TASK BRIEF:
Please copy out every line in the entries that includes the word "Pack".

• • •

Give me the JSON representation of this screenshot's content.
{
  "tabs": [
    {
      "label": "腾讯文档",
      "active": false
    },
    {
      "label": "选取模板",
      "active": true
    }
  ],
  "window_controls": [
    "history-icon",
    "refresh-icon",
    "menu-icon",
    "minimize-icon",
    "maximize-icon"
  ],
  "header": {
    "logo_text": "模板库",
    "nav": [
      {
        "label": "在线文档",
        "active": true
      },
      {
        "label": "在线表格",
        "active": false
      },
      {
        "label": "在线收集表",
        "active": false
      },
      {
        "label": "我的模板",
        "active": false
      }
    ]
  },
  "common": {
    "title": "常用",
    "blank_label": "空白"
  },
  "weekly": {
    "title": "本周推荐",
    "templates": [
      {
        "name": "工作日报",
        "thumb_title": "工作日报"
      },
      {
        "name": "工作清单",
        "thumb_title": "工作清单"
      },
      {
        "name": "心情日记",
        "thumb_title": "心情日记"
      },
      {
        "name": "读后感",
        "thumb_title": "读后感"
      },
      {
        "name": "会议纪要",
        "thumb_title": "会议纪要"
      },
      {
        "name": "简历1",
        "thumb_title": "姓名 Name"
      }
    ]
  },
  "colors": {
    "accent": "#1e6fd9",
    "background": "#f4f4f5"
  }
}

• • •

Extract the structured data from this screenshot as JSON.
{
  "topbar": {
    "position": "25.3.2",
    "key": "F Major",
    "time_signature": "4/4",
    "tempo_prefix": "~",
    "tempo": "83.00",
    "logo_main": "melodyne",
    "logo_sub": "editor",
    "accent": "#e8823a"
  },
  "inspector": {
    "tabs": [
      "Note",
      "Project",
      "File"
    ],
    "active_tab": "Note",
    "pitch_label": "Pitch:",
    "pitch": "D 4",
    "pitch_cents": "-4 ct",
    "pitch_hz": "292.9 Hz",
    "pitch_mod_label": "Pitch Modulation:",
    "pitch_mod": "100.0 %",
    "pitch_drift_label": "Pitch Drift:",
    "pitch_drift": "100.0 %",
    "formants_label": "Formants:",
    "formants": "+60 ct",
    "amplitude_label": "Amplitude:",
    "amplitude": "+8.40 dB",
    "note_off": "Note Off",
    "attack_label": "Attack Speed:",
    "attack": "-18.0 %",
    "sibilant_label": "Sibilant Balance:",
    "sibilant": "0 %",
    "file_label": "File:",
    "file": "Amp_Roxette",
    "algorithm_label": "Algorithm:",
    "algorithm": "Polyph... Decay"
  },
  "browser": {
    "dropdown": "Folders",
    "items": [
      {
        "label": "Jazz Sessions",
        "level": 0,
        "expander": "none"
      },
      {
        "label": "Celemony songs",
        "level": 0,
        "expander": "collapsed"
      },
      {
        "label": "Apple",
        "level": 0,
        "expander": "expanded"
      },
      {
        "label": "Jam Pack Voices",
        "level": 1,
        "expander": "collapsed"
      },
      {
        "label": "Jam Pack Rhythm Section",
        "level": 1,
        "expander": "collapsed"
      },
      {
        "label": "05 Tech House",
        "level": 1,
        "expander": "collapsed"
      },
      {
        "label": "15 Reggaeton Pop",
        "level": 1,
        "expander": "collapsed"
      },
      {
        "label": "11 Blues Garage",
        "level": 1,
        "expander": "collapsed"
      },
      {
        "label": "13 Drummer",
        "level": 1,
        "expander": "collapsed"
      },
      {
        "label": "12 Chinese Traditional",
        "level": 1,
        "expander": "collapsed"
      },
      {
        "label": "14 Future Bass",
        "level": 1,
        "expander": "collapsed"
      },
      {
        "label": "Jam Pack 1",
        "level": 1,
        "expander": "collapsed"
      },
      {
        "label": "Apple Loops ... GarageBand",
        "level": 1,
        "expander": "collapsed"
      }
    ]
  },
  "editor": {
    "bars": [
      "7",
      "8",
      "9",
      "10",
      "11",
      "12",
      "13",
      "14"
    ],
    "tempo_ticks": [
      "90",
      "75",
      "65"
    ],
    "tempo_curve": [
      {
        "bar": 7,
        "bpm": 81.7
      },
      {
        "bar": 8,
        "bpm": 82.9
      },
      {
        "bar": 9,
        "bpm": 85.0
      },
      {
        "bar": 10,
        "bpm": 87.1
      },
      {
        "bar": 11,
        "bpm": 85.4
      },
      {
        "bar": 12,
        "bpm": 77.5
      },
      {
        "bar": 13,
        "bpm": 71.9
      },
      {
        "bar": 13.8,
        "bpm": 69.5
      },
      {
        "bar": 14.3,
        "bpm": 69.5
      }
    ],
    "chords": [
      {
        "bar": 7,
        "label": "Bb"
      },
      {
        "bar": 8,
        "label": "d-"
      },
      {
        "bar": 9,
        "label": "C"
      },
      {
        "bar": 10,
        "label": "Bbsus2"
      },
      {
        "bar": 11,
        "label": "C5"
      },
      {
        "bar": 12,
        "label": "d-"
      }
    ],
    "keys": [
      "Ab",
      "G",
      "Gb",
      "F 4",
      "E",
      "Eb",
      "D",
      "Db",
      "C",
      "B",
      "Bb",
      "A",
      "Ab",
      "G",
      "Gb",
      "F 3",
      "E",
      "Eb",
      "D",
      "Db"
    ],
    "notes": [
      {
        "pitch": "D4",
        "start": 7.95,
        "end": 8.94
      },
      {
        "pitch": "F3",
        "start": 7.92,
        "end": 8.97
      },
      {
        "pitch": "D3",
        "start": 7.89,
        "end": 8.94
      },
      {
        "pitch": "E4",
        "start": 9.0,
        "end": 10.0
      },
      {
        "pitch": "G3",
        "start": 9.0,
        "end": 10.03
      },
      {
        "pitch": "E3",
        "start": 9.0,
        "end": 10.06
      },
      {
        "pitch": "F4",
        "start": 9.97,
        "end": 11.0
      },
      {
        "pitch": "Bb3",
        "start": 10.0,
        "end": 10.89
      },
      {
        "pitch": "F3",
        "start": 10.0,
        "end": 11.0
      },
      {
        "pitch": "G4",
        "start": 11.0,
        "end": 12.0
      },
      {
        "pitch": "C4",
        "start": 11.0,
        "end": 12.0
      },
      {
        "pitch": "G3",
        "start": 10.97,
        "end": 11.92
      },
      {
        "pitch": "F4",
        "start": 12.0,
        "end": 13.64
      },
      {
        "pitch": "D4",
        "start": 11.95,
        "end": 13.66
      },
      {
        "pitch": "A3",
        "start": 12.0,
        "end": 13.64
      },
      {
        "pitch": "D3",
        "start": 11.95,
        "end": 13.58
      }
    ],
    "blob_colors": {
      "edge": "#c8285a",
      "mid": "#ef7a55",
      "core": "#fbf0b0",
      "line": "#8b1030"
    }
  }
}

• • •

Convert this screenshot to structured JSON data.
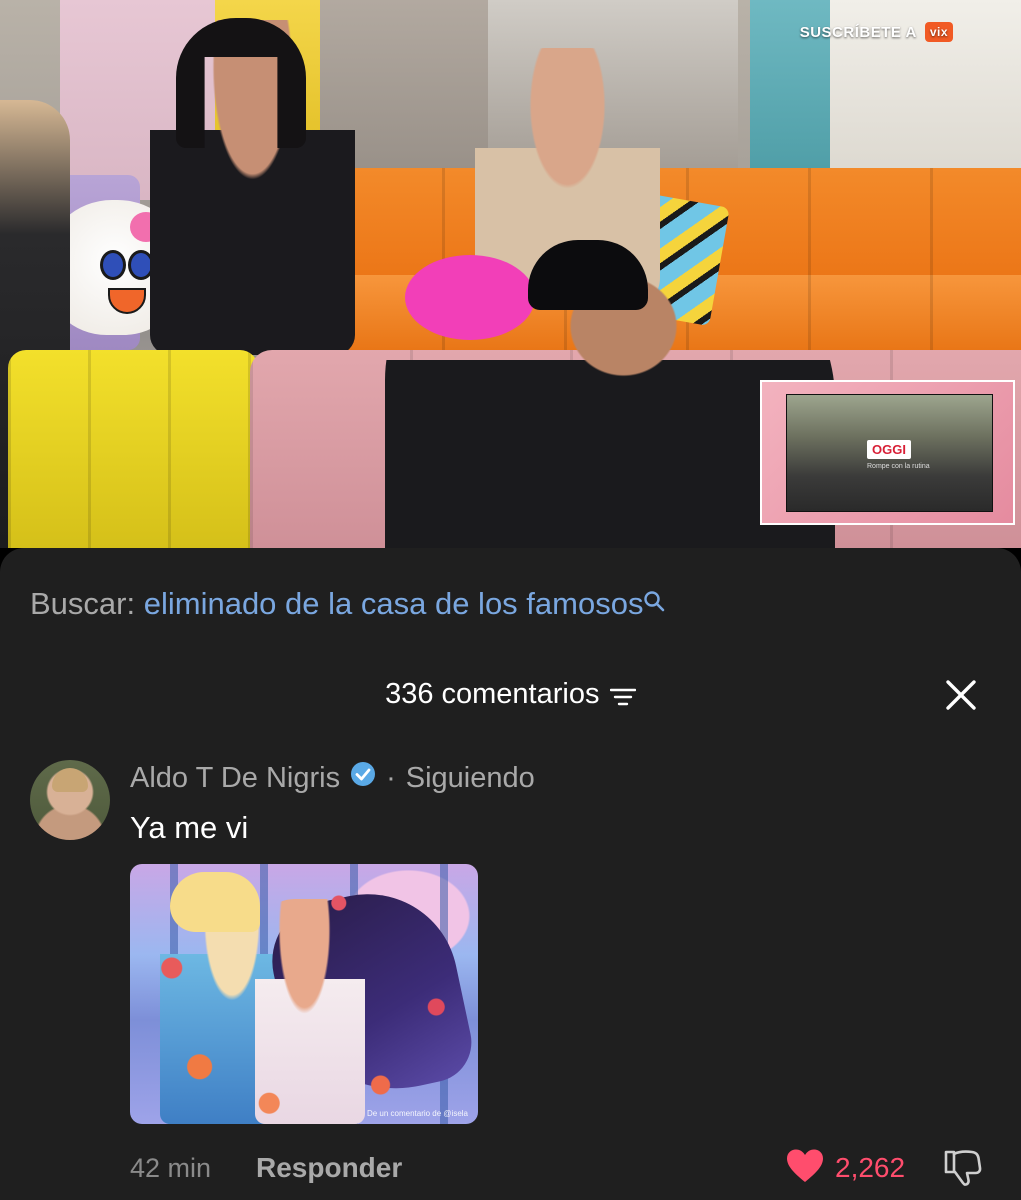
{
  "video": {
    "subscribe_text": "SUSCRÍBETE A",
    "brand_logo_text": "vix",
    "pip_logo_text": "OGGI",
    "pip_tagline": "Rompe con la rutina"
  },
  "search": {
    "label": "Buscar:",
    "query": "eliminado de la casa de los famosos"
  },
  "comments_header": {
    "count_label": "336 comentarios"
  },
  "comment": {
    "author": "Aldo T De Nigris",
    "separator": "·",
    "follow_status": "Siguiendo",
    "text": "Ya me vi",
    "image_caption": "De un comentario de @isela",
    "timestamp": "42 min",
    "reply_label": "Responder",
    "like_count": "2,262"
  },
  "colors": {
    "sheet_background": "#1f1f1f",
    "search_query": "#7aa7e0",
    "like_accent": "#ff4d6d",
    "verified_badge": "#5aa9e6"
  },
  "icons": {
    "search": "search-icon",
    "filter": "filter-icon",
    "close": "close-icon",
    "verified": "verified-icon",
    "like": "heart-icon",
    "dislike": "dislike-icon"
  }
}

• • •

ANSWER AREA:
        "label": "Jam Pack Voices",
        "label": "Jam Pack Rhythm Section",
        "label": "Jam Pack 1",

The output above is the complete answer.